Posted on: 4 October 2017Share
Metal halide lights were popular for decades throughout industrial and manufacturing settings due to the brightness and intensity of light produced by the bulbs. However, they're still very inefficient when compared to modern LED bulb technology, and the heat produced by halide bulbs can pose a fire hazard and increase cooling and ventilation costs. At one point, you couldn't simply plug in an LED bulb and expect it to work, but now plug-and-play LED bulbs are available. Choose between ballast compatible bulbs and hiring an electrician to rewire your metal halide fixtures by weighing the benefits of both options.
Continue the Ballast Benefits
The ballast on a metal halide fixture offers stabilization benefits that even LED bulbs benefit from, so buying bulbs that work with existing ballasts can help your new retrofitted units last longer. Ballasts absorb spikes in the electrical supply that can damage sensitive halide bulbs. While LED retrofitted bulbs are not as sensitive and can handle a little more fluctuation in voltage, it still helps the new light last as long as possible to keep the ballast in place.
Limited to Ballast Lifespan
Unfortunately, choosing plug-and-play LED lights that work with existing ballasts also means your light fixtures will go out when the ballasts reach the end of their lifespan. If you don't want to deal with future repairs that may come at the worst possible moment, it's better just to remove the ballasts now during the retrofitting. Once the metal halide fixtures are direct wired, there's no need for future changes to the fixture just to use a new type of bulb. All LED bulbs are compatible with your fixtures once the ballasts are removed by a professional.
Extra Tube Weight
Don't forget that the LED tubes that are designed to work as plug-as-play bulbs are heavier than those without the drivers for interfacing with old-fashioned ballasts. If you install these larger and heavier plug-and-play bulbs in older fixtures that are worn and starting to corrode, you may damage them to the point of requiring replacement. It's faster and easier to remove the ballasts on older lights so you can use light LED tubes that are less likely to cause damage. You'll spend a lot more on new fixtures and other timely repairs than you would for the upfront work of rewiring halide lights to circumvent the ballasts.
Leaving the ballasts in place in your retrofitted metal halide fixtures increases the amount of maintenance the fixture requires for the rest of its lifespan. If you're choosing to retrofit existing fixtures in order to save money, the ongoing costs of routine maintenance visits continue to add up for years to come. Since using plug-and-play LED bulbs with existing ballasts also reduces the energy savings provided by the bulbs, you're losing out twice on an opportunity to save on long-term lighting costs. This is why it's essential to factor out the long-term cost of a change to your lighting plan rather than just considering the upfront cost for a retrofit or conversion project.

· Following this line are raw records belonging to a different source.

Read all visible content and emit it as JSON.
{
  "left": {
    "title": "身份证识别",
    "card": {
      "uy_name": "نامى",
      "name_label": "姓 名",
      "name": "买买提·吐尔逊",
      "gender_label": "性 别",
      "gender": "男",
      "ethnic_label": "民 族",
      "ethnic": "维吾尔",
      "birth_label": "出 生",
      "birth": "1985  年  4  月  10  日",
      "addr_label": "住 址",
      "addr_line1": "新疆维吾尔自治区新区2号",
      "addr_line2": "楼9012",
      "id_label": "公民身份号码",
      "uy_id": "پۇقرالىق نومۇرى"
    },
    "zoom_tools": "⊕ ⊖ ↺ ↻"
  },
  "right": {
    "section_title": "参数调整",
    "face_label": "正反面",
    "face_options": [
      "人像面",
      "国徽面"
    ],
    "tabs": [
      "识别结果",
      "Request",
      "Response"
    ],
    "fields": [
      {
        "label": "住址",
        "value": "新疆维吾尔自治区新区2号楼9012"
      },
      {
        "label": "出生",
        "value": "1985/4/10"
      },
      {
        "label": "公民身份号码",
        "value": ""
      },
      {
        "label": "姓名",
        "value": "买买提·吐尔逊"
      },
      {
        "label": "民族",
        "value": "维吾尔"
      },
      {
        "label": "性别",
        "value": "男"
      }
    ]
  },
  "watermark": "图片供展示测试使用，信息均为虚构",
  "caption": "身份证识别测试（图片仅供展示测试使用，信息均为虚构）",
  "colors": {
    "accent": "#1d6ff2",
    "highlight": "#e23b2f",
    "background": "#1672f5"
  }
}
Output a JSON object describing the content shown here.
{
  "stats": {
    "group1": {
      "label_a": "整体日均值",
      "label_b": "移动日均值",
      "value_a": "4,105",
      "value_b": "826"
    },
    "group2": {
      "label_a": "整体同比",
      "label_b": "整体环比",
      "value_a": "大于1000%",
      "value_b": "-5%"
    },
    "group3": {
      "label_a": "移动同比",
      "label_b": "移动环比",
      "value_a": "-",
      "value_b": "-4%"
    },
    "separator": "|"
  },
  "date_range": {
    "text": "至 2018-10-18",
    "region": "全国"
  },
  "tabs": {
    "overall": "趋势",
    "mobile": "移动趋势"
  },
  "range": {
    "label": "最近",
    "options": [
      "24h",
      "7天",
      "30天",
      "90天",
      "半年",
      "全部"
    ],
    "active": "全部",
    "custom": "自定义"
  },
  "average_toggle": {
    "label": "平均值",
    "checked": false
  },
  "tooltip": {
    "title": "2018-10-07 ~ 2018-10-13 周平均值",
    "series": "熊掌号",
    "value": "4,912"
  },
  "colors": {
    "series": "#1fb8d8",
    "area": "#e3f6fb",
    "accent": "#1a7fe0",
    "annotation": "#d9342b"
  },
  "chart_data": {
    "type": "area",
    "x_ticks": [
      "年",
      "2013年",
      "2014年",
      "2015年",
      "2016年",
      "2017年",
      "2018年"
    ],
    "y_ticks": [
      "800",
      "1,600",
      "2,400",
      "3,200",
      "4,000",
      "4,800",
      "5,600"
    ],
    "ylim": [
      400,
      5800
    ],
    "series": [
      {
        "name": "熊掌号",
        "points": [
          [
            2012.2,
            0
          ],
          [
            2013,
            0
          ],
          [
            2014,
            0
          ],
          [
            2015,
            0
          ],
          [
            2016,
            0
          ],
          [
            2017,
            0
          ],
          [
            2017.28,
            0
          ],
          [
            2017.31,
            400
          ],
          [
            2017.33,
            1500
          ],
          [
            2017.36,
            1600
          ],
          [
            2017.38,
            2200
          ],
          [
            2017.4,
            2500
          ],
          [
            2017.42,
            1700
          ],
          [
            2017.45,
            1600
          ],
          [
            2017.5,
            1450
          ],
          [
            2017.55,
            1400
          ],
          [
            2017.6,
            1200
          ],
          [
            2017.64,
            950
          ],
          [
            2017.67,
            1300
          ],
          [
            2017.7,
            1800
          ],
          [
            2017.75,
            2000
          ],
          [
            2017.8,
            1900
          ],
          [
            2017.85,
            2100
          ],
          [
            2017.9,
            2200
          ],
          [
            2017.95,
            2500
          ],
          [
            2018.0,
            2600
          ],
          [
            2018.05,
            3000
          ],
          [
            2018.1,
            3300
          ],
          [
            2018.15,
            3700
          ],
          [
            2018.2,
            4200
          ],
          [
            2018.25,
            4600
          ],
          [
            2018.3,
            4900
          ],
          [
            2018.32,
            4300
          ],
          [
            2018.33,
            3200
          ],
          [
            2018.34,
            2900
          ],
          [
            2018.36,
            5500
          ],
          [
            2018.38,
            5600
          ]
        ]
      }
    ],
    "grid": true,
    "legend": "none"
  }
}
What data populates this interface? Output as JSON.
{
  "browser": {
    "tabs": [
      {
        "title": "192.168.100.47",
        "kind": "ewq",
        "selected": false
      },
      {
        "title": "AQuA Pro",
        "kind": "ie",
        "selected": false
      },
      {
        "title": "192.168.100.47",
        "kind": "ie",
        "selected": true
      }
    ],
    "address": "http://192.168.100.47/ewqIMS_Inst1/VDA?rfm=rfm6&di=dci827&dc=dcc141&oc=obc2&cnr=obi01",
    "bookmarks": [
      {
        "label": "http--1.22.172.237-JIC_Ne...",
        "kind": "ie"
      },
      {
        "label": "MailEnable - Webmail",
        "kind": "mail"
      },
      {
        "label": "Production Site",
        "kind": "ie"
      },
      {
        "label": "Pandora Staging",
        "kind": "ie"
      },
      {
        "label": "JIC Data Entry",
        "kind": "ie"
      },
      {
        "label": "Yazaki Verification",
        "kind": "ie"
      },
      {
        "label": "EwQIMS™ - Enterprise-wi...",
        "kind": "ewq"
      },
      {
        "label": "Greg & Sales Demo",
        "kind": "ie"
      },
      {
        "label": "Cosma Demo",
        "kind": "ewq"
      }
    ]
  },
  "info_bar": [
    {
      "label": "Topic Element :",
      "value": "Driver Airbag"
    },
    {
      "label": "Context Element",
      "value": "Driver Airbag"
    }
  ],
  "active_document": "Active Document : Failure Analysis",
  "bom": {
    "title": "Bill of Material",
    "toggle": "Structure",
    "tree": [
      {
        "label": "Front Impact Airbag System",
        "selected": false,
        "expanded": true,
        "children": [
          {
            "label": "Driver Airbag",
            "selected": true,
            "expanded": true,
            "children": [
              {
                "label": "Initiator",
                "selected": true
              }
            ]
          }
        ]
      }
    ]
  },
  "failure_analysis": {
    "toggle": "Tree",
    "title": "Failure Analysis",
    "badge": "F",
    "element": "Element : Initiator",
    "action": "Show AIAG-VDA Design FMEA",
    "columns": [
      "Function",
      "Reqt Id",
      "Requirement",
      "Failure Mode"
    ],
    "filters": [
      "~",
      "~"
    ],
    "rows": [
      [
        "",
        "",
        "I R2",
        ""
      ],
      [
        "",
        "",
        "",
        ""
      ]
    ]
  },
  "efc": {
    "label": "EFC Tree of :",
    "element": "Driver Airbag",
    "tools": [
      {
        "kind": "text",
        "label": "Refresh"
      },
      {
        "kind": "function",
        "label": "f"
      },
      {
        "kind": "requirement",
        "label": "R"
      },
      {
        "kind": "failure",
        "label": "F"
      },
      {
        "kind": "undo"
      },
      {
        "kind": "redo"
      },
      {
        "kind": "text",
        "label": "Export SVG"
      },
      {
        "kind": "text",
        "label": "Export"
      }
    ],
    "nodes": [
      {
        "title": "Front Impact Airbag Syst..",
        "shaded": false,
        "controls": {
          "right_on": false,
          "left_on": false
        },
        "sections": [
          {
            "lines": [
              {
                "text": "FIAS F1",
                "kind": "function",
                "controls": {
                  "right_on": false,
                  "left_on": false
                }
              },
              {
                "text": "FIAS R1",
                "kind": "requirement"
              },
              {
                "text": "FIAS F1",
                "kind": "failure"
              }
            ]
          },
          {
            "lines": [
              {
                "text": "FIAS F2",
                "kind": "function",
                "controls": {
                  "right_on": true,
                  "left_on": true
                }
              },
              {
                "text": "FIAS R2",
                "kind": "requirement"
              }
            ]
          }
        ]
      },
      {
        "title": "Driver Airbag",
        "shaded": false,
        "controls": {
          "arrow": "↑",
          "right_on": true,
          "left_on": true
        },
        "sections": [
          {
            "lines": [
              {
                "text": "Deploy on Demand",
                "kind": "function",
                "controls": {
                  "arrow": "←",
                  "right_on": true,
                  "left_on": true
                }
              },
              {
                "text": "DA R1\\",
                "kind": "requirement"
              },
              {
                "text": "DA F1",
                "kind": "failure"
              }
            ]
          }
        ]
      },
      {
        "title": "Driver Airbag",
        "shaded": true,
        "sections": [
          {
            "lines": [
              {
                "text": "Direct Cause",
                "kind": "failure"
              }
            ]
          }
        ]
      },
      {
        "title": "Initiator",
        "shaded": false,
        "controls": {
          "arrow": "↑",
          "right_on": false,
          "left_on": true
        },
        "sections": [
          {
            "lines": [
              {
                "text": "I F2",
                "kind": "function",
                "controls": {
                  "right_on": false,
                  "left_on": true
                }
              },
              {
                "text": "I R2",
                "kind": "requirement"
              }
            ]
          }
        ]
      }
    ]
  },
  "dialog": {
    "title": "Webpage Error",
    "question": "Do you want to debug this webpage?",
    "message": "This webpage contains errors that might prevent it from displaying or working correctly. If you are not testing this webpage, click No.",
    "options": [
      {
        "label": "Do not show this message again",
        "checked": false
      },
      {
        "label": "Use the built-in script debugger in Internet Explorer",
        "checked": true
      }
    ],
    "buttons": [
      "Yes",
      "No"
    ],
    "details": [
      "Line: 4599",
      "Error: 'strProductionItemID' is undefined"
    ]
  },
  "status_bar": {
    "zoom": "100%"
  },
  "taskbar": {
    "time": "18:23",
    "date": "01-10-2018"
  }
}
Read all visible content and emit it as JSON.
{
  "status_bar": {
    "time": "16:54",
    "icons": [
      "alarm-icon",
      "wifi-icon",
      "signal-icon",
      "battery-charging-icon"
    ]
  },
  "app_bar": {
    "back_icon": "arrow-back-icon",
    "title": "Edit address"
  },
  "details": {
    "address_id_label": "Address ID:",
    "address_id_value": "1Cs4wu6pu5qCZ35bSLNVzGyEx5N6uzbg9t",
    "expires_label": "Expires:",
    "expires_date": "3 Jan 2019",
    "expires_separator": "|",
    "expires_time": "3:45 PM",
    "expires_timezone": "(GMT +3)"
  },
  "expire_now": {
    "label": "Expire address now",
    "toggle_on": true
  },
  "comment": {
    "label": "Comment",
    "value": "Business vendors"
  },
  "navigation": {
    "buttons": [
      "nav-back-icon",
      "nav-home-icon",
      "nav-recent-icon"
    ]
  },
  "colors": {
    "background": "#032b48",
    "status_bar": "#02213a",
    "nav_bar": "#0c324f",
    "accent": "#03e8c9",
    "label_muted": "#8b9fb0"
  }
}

Consider the Total Cost
Plug-and-play bulbs cost more upfront because of the extra conversion equipment needed to make LEDs compatible with the existing ballasts. This alone is enough to make most facility owners wary of them. They also cost more in the long run due to extra maintenance needs and a shorter lifespan of the individual bulbs. You may think that ballast removal costs more after receiving a quote for the service from an electrician, but make sure you compare that cost to the total maintenance needs of plug-and-play lights before determining which plan is best for you.
To learn more, contact a company like Always Earth Friendly.